(Beginning of DATA PROVIDED)

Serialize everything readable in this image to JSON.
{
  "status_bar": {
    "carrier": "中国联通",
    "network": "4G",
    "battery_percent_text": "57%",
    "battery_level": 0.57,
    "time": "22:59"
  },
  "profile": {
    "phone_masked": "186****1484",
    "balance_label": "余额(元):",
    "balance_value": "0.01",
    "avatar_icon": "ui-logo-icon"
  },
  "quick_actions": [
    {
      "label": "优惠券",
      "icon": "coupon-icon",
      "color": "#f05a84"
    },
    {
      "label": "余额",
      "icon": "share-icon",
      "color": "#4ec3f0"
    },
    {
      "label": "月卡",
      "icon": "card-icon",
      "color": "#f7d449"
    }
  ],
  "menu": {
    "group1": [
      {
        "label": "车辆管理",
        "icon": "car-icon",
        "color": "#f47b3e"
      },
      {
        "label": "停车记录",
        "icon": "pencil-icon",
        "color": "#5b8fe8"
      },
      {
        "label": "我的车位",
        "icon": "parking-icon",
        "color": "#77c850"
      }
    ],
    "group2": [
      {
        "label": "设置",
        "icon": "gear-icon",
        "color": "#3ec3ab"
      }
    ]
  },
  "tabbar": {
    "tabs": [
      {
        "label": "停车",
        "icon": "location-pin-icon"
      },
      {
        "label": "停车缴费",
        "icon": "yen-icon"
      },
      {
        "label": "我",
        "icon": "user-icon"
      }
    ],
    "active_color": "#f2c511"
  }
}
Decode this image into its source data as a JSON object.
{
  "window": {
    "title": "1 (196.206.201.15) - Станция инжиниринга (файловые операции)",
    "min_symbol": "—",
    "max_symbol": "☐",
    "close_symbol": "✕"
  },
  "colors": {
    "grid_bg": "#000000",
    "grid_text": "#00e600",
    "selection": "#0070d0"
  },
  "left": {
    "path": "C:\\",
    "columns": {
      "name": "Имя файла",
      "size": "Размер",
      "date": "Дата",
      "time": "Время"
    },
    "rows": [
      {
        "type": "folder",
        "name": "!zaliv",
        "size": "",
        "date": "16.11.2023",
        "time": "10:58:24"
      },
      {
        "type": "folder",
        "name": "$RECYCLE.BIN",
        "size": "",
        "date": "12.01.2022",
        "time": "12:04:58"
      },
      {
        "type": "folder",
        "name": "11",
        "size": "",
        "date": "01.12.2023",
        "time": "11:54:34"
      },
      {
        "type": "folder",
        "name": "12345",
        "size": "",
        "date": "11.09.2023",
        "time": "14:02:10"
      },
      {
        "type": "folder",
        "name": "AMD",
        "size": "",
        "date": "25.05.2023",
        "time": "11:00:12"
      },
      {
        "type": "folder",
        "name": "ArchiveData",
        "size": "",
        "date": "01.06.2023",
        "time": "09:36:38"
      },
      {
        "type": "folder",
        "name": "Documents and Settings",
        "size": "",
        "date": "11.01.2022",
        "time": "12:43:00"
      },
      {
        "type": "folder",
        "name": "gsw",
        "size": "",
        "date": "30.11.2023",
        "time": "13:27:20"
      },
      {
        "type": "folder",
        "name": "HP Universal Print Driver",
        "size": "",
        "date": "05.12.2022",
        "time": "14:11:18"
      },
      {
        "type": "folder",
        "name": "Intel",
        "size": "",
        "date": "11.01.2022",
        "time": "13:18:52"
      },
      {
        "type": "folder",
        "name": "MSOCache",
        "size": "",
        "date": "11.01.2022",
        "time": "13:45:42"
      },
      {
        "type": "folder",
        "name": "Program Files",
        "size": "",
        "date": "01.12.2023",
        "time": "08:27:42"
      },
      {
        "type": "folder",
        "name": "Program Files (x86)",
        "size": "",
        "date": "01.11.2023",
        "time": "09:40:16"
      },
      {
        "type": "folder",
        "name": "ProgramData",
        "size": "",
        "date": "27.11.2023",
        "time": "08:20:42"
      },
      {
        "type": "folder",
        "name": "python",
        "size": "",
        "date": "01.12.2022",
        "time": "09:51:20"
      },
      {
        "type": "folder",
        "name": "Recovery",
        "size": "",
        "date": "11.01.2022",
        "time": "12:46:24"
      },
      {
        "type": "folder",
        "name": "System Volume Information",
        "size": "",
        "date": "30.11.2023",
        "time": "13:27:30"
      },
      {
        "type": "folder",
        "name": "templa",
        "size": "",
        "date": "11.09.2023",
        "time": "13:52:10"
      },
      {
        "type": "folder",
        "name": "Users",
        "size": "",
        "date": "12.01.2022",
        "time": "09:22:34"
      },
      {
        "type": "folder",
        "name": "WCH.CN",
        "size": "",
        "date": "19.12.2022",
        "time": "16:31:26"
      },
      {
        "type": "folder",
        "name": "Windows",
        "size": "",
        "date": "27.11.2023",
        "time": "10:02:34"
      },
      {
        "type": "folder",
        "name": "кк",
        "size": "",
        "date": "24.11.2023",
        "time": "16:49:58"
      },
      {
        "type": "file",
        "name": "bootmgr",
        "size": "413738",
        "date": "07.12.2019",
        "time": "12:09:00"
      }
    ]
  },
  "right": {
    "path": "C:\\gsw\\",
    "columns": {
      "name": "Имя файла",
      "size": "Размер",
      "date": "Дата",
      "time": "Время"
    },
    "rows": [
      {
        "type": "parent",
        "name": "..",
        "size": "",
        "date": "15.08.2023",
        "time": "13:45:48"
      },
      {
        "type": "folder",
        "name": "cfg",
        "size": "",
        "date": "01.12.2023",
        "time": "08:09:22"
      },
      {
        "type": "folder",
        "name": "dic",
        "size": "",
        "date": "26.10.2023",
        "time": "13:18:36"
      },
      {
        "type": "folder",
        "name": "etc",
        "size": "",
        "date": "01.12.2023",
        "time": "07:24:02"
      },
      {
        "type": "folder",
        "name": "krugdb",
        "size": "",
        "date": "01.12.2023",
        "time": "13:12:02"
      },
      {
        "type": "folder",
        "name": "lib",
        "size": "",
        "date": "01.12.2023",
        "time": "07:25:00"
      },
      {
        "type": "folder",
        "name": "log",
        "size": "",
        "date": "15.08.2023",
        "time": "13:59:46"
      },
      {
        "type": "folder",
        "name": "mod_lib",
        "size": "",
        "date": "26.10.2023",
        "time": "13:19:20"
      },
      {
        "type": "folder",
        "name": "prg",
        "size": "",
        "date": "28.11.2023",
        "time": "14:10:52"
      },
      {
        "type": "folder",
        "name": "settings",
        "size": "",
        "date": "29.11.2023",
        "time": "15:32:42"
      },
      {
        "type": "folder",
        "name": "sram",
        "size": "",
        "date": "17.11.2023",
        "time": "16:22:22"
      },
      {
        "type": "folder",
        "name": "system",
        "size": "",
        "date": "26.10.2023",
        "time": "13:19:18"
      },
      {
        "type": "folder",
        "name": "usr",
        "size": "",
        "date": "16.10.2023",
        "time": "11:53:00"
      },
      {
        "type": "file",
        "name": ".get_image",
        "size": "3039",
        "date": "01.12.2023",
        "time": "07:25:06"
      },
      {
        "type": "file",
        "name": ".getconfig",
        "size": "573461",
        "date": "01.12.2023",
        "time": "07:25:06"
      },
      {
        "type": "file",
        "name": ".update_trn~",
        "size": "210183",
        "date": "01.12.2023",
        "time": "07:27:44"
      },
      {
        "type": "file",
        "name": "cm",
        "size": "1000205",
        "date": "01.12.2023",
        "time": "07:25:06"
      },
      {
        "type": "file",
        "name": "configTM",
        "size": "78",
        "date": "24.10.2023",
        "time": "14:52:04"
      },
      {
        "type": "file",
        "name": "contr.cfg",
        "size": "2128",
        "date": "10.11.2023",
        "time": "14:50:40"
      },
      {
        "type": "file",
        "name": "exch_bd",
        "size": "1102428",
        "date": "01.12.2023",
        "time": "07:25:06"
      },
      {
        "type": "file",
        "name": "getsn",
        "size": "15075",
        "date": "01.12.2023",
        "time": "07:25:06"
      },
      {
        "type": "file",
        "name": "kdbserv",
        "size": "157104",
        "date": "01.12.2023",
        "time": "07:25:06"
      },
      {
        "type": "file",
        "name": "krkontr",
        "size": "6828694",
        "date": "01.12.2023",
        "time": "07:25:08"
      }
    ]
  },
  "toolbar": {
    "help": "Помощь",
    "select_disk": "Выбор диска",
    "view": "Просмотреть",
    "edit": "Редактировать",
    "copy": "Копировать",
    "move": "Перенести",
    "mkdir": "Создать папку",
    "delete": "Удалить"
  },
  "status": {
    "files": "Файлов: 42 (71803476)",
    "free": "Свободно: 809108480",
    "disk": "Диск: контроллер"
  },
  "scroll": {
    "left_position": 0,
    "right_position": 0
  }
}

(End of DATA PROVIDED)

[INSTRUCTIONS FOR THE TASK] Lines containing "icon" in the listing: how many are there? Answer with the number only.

[EXERCISE ANSWER] 11